In the best cases, these are so organised as to enable parents to give with guaranteed confidentiality, for example, so that no member of the teaching staff knows which parents have contributed so that there can be no accusation of preferential treatment for some pupils. If the book trust is registered as a charity and parents can be persuaded to give by covenant, the school can then reclaim from government some of the tax it is refusing to invest in public expenditure on schools.
The familiar argument is that this will further exacerbate the gap between schools in the wealthier and the poorer areas of the country. The sad fact is that there are already huge discrepancies between different areas of the country because of the vagaries of the standard spending assessment (SSA) system. The national campaign for a reform of the funding mechanism is gathering momentum but it will clearly take some time to come to fruition. Can we afford to miss any opportunity to bring more resources into the educational service?
Some will ask why we should be even considering taking such steps specifically in relation to books when the world stands on the brink of the technological revolution which will bring the Internet into every school. Why fuss about books? However much we may use computer technology in future, the basic skills of reading are essential to its success and books will remain a practical and convenient source of information and pleasure for the foreseeable future. It is in the interests of all our pupils and the public that we support a flourishing book trade so that books can be cheap and accessible.
We may not be able to go overnight to the position in which many of our European neighbours find themselves and require parents to buy textbooks, either when their children start secondary schooling or stay on post-16, but surely we could stop being shamefaced about asking parents to contribute to a book trust? For the price of a weekly lottery ticket, a parent could donate, say, Pounds 4 a month which, if covenanted for four years, would produce a gross annual income to the school of Pounds 64. An average secondary school of 1,000 pupils, with a 50 per cent uptake, could boost its direct spending on books by Pounds 32,000 a year.

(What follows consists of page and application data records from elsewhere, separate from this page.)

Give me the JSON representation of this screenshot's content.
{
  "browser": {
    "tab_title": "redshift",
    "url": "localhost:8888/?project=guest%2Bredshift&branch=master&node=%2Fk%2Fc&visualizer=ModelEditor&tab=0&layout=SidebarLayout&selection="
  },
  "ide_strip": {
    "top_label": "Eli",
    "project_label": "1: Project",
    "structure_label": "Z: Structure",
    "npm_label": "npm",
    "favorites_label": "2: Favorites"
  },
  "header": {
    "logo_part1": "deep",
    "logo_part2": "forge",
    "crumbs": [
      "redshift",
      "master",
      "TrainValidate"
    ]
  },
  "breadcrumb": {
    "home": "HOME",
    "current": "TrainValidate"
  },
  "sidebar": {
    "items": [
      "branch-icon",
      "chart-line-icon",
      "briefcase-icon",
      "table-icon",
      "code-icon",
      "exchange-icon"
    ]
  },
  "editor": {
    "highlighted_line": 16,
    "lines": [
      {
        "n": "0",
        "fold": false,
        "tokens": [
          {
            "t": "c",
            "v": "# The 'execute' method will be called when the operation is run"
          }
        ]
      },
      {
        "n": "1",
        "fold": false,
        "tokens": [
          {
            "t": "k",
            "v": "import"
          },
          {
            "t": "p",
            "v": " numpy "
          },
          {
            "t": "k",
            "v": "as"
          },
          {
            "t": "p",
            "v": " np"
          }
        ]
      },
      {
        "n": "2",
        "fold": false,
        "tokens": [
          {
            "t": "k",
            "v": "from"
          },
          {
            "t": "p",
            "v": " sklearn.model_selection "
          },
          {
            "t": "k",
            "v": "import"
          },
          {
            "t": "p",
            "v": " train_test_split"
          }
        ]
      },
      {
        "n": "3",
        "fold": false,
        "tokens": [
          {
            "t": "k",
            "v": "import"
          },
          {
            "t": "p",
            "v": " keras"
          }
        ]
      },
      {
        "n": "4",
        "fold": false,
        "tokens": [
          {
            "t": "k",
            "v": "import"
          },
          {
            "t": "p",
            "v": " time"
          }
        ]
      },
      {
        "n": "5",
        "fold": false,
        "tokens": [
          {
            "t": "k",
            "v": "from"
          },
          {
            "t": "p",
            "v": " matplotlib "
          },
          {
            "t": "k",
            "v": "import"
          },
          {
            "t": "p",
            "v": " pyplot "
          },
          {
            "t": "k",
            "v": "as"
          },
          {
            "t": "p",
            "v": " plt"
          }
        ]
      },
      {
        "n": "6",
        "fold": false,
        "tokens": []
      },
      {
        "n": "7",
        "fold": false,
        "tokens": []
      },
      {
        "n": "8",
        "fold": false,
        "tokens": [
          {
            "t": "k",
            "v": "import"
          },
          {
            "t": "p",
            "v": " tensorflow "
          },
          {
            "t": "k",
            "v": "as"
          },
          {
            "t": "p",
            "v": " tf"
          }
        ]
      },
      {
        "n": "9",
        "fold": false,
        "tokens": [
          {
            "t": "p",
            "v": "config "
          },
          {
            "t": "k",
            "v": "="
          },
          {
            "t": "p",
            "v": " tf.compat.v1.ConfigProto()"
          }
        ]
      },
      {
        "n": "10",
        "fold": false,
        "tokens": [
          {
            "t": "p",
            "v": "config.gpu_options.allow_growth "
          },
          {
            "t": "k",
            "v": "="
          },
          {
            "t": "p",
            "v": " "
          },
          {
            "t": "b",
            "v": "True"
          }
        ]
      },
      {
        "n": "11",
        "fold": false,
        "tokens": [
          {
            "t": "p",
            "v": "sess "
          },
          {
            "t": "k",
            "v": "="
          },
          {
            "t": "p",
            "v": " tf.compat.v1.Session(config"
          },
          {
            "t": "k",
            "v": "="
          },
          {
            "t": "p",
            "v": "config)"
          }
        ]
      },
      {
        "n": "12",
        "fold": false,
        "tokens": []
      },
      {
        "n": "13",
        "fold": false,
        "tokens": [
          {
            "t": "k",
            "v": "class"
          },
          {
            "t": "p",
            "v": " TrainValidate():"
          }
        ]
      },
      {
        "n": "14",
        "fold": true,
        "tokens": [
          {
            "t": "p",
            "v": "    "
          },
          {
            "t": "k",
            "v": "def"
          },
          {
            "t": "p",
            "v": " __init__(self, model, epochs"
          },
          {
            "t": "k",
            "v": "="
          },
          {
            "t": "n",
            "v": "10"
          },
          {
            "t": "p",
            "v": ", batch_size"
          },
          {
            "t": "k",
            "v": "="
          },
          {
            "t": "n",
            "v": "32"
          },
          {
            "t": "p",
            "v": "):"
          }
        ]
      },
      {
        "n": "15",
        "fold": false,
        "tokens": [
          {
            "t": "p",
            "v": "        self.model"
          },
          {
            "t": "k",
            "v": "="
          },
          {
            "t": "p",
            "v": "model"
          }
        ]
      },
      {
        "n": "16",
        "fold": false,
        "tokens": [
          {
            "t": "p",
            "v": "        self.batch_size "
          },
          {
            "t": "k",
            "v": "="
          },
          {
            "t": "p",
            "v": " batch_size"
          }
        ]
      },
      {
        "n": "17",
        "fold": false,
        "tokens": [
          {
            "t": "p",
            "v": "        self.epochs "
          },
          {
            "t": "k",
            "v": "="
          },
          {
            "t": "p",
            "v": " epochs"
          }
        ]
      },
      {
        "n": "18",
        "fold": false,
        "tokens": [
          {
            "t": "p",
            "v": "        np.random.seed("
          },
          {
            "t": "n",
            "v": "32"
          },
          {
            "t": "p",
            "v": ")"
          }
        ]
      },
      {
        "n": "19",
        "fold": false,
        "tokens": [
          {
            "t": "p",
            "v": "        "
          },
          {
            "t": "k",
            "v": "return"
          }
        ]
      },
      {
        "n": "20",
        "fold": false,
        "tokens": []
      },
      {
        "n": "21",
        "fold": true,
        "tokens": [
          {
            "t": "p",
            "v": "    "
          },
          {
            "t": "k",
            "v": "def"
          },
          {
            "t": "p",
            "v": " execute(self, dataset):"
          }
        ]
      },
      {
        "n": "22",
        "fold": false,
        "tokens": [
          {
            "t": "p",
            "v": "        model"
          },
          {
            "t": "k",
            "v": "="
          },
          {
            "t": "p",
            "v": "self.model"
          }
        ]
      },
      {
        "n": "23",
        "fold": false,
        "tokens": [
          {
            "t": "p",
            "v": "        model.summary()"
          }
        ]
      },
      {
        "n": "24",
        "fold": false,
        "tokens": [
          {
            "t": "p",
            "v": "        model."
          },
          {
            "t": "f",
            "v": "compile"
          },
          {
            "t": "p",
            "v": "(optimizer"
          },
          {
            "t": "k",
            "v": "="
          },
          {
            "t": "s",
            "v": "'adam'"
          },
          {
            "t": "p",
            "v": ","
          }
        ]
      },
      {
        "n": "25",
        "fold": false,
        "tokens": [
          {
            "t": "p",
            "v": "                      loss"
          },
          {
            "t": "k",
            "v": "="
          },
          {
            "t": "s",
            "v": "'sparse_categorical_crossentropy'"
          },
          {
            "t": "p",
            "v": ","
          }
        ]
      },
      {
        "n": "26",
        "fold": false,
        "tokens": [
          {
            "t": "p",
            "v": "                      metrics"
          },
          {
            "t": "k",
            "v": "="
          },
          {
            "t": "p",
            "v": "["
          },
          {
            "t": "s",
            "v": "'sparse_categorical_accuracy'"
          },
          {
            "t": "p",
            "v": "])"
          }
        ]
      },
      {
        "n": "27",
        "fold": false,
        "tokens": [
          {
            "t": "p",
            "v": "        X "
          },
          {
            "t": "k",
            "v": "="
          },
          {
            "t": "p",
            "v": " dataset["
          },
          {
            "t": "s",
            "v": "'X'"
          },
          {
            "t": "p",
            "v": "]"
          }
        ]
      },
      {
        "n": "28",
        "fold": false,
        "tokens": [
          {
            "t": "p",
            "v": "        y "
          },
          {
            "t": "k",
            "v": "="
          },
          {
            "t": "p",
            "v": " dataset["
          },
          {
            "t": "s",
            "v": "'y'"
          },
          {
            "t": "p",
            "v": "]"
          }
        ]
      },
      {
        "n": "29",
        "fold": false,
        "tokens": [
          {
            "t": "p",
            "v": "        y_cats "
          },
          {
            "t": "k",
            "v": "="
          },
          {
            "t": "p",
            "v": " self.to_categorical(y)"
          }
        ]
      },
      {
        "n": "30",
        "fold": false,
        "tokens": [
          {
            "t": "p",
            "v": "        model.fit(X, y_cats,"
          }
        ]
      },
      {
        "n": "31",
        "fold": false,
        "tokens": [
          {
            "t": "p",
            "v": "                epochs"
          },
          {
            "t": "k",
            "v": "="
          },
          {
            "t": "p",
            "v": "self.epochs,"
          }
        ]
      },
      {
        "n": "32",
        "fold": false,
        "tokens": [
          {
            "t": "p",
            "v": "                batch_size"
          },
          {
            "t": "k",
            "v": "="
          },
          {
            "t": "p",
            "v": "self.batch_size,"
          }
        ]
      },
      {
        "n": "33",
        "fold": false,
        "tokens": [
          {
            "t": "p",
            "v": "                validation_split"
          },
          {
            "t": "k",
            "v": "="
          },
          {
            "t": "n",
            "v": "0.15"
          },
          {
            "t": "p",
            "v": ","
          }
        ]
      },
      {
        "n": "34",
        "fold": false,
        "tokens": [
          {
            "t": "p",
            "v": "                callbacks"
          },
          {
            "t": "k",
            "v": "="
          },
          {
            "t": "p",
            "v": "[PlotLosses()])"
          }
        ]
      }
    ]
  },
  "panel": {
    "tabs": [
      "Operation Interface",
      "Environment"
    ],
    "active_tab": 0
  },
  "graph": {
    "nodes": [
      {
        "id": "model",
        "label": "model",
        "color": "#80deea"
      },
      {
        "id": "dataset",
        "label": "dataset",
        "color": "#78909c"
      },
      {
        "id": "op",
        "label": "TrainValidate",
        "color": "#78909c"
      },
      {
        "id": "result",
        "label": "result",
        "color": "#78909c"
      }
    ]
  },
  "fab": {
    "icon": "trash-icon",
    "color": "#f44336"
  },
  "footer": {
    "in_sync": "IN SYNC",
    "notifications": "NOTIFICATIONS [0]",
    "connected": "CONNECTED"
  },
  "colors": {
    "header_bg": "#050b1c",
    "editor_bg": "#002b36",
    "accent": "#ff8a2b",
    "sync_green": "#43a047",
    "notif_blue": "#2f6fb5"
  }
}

This would be seen by some as a capitulation to the Government's policies, "letting them off the hook". I would see it as a movement indicating public commitment to children's learning, alongside a vigorous campaign for a reform of the education funding mechanism of this country and an increase in the quantum allocated to schools.
Peter Downes is president of the Secondary Heads Association but is expressing a personal opinion here.